*RECORDS TO USE*:

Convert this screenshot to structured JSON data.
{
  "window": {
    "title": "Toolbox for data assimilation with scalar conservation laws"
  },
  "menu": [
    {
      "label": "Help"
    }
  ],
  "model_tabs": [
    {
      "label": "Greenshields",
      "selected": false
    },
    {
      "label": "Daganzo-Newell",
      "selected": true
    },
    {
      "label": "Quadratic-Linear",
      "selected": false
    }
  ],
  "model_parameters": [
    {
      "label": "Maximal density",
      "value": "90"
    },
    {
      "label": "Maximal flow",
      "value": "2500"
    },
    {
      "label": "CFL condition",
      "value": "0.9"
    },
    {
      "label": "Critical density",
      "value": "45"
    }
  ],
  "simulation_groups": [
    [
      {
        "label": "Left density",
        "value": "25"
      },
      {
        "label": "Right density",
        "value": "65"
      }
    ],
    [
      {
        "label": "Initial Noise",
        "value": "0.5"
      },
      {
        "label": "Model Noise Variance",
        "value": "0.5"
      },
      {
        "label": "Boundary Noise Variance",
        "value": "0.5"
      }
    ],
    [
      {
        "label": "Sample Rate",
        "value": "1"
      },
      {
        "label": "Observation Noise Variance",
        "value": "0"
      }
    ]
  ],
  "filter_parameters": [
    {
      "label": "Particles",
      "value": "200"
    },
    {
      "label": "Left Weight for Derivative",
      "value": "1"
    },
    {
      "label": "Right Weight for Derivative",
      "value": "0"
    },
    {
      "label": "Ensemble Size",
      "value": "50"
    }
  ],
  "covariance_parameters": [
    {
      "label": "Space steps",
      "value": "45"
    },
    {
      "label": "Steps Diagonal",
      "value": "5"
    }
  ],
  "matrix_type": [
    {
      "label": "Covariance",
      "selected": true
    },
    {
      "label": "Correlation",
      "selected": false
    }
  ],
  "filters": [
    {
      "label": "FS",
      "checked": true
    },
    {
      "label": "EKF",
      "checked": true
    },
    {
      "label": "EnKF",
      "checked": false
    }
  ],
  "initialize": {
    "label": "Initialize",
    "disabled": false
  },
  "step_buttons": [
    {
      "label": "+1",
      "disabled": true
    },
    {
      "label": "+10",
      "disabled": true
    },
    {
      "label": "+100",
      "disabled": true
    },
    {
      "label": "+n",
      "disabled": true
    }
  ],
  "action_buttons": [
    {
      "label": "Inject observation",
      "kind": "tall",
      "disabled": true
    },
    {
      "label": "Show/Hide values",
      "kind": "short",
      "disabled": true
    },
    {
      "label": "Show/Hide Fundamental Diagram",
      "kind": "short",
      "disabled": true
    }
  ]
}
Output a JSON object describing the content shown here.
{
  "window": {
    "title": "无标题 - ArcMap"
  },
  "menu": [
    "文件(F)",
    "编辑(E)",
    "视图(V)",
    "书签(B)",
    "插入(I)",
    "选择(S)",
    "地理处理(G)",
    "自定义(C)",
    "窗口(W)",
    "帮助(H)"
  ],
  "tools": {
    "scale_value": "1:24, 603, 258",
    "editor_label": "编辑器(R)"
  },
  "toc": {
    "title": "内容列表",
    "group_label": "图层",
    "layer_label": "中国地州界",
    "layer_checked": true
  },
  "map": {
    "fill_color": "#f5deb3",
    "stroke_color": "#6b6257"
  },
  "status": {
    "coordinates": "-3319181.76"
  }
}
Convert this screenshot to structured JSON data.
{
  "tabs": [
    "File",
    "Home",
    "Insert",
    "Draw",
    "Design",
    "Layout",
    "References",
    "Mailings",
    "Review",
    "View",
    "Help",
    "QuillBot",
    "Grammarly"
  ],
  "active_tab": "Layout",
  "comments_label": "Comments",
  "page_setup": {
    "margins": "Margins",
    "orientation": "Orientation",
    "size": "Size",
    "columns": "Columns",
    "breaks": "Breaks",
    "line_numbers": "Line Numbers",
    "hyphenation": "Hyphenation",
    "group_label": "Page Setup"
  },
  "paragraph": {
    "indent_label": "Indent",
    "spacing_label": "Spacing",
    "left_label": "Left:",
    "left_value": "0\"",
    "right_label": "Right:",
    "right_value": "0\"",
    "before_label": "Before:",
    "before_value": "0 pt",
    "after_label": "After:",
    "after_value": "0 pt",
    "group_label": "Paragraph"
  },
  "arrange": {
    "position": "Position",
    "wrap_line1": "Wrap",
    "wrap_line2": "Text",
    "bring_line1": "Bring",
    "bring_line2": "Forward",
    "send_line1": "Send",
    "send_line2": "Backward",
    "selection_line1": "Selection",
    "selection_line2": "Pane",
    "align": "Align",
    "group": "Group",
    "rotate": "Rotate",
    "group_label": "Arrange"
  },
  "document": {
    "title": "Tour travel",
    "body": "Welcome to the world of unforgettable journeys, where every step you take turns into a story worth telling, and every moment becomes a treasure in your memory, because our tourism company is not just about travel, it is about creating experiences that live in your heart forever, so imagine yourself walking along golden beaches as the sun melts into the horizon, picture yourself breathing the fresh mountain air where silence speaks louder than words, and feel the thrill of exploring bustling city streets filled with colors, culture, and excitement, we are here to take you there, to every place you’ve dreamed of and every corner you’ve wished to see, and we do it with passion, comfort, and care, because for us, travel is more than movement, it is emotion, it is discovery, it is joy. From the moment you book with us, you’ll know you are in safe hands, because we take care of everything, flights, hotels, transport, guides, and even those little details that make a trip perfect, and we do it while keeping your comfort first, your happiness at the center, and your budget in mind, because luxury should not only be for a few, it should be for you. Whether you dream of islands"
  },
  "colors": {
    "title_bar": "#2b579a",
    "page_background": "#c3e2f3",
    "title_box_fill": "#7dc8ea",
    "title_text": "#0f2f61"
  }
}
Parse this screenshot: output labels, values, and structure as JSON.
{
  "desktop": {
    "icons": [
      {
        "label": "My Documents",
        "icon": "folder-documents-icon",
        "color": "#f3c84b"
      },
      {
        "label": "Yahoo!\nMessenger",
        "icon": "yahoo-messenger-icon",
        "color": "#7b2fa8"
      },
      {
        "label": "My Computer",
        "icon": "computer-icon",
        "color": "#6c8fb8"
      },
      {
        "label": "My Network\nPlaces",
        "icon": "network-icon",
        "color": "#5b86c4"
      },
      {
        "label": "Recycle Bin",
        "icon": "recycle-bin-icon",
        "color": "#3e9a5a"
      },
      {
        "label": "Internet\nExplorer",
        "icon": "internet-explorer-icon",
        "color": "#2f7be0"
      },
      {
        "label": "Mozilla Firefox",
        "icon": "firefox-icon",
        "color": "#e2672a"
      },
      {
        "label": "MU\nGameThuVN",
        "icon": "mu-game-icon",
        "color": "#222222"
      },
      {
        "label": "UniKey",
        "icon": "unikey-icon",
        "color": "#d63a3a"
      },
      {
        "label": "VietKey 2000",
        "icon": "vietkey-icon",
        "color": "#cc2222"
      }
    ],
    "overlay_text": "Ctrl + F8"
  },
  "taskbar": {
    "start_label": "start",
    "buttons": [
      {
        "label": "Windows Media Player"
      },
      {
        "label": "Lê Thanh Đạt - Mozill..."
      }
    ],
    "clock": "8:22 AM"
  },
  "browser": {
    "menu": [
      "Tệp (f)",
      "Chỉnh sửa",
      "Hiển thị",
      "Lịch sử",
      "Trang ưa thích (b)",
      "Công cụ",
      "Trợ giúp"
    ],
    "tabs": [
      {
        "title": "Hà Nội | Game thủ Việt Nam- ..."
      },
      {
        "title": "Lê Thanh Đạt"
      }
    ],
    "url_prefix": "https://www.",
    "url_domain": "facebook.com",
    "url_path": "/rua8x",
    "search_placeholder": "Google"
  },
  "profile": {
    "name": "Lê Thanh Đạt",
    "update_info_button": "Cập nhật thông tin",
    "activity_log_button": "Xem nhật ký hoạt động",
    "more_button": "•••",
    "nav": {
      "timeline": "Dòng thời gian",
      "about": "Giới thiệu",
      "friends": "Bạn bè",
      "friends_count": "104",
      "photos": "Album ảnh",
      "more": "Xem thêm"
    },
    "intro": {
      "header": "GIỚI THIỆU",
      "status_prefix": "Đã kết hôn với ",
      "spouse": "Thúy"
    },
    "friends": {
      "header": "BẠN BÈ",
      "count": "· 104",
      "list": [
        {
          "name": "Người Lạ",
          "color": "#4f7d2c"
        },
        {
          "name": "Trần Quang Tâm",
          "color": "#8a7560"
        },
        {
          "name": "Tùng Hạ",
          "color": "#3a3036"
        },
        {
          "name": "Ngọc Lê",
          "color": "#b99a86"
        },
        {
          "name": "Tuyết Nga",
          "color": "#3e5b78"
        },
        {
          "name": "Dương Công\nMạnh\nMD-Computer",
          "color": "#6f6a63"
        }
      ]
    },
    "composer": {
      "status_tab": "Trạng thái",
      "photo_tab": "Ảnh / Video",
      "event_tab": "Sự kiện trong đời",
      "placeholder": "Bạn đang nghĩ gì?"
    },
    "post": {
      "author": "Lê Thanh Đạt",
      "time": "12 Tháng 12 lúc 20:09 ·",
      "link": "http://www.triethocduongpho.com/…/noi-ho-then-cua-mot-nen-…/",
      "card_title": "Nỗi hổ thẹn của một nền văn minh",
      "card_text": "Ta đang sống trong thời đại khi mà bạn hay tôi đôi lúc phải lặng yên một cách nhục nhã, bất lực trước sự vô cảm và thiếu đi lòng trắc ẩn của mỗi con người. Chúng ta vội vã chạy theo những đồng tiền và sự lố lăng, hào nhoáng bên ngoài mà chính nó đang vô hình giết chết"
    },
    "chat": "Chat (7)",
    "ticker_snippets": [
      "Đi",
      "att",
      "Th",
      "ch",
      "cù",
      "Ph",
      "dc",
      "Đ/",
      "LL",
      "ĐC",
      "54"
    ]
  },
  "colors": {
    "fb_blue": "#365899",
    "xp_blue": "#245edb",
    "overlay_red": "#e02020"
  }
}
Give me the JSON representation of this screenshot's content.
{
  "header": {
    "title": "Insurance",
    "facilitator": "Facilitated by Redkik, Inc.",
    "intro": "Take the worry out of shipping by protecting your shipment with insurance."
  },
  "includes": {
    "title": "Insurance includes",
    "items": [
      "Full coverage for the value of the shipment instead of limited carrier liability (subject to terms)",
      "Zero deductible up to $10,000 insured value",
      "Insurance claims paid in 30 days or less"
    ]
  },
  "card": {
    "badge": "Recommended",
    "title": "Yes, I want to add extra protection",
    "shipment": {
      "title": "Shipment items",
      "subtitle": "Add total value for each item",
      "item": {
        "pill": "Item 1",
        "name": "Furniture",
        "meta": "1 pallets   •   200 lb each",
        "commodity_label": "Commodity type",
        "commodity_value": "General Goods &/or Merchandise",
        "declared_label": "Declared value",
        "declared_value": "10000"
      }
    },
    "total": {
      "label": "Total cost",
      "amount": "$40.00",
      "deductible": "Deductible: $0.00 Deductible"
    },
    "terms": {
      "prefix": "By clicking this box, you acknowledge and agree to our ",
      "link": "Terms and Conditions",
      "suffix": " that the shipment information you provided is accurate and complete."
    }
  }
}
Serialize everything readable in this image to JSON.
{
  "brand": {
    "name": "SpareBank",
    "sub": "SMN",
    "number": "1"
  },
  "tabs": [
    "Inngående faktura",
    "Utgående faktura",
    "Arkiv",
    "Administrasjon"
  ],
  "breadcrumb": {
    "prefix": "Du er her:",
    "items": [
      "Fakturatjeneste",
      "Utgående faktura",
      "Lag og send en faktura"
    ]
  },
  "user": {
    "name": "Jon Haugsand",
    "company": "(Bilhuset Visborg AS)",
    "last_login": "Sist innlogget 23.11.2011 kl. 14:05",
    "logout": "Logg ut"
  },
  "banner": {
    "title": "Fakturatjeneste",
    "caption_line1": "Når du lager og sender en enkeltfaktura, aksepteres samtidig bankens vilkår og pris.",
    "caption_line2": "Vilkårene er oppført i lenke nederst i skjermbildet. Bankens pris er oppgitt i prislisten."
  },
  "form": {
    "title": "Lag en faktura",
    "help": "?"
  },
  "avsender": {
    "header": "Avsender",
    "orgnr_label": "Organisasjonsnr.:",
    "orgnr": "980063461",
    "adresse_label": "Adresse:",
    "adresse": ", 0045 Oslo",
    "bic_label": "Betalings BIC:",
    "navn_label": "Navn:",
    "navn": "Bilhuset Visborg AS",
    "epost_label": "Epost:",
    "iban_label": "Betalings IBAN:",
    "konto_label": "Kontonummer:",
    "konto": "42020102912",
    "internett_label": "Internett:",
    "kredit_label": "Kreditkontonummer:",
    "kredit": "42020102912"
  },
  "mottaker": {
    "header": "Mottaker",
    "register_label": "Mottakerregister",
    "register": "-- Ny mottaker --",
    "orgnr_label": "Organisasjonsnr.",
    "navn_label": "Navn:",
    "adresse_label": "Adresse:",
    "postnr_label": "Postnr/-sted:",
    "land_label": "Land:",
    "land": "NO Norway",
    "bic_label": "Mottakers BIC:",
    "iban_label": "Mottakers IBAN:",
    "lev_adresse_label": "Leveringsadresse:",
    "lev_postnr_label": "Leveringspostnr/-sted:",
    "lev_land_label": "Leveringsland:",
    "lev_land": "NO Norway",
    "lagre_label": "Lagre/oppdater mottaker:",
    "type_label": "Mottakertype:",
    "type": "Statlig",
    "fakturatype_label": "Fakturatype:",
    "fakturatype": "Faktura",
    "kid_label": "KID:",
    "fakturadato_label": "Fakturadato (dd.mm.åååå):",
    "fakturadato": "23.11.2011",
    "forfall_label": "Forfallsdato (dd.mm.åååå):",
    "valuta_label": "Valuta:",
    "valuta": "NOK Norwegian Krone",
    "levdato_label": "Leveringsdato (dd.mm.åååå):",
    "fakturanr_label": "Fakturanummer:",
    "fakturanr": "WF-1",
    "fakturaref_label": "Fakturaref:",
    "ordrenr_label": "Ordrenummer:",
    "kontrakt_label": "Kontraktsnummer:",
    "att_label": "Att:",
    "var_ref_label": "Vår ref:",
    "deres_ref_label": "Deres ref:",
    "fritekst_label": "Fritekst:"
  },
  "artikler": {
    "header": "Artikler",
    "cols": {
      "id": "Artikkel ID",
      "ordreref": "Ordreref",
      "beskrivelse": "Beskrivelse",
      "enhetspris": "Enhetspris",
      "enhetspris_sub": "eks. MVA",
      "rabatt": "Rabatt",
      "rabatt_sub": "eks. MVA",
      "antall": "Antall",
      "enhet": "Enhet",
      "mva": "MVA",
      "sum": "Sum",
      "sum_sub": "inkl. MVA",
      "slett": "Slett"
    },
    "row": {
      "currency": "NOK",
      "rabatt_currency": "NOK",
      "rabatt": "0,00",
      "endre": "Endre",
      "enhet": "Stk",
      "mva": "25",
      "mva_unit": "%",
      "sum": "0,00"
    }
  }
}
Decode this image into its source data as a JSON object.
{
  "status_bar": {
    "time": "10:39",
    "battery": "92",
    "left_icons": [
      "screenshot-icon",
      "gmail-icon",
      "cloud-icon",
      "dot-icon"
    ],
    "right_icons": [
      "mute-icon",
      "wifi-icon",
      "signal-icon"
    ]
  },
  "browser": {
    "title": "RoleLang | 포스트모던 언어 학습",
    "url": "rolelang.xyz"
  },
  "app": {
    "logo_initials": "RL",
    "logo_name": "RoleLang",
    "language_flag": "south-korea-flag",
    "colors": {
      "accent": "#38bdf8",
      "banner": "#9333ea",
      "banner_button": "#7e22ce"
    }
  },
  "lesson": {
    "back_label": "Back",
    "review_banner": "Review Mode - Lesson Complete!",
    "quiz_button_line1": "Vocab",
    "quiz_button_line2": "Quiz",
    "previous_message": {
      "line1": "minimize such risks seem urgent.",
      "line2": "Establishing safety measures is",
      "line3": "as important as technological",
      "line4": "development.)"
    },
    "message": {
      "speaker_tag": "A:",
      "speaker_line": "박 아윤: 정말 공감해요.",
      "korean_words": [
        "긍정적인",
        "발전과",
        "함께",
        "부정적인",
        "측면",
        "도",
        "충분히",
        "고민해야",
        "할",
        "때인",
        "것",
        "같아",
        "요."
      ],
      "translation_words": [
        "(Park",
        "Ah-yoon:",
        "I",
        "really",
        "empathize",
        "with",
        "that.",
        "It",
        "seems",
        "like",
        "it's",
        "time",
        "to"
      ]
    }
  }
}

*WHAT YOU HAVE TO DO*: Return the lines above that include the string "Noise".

*SOLUTION FOR THIS PROBLEM*:
        "label": "Initial Noise",
        "label": "Model Noise Variance",
        "label": "Boundary Noise Variance",
        "label": "Observation Noise Variance",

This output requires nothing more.